To detail manufacturing processes, and to attempt to describe mechanical functions at the present moment, would probably be unwise, and after the working of the machinery of the Exhibition, may be unnecessary.
Of the actual manufactures found in the cotton department of the Exhibition, many articles were of great merit, but as a whole it would be difficult to determine from what precise country the most meritorious product was derived, though it may be assumed, from good evidence, that in many fancy fabrics, where beauty of design, and of colour, and of refined taste appeared, the French and other continental manufacturers took deservedly the highest position; whilst in useful goods, adapted rather for comfort than ornament, British manufactures were pre-eminent, especially if the qualities of the latter be associated with their cheapness. Here, however, a word of advice or of admonition may be offered to both British manufacturers and merchants; there is unquestionably a cheapening tendency pursued by them which, with its consequent deterioration, must inevitably lead to an ultimate diminution of business, and which it is feared is already damaging our national character, and giving to foreign rivals, for their superior productions, fame and profit exceeding our own. Cotton yarns and thread of British and foreign production, from the coarsest to the finest, were shown, establishing great equality of merit, though the actually finest counts were spun in Manchester. Fustians, sheetings, shirtings, calicoes, ginghams, cambrics, muslins, laces, quiltings, and bed

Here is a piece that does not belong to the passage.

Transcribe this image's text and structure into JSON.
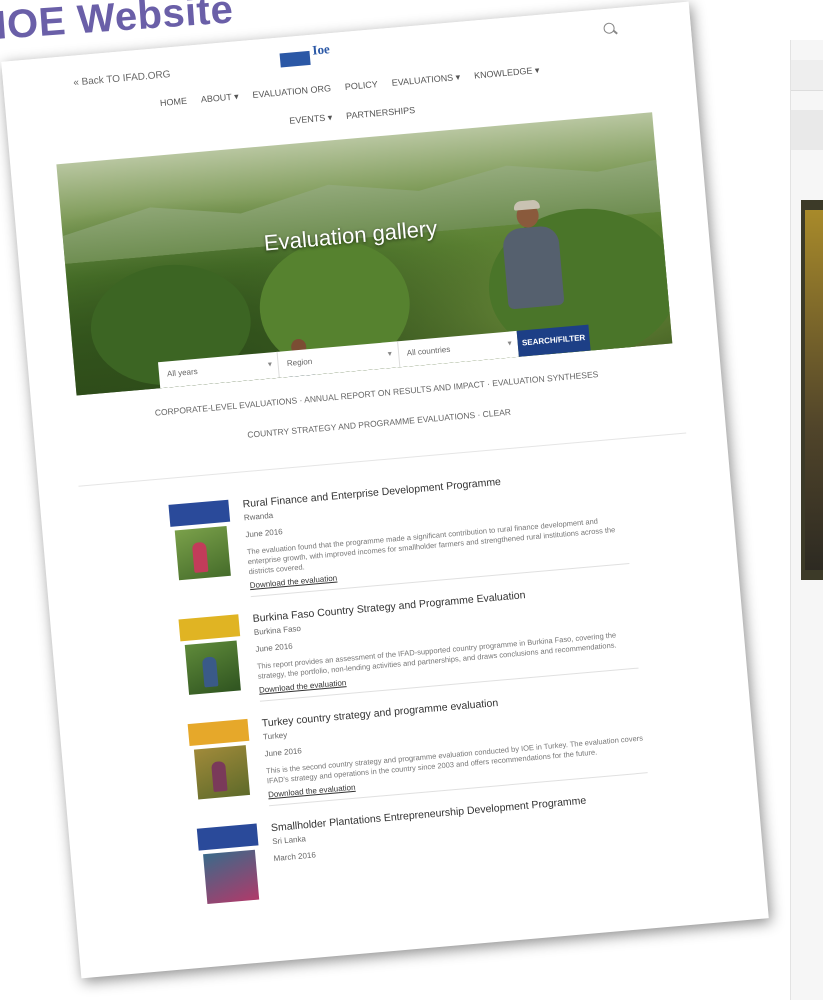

and table covers, were exhibited in great variety; but of the improved in this class, figured laces take the highest stand, and bed quilts and table covers may be placed next. Printed muslins, cambrics, and calicoes, for dresses, of great excellence and beauty, were displayed, as also were furniture prints; but for perfection in colours, and good taste in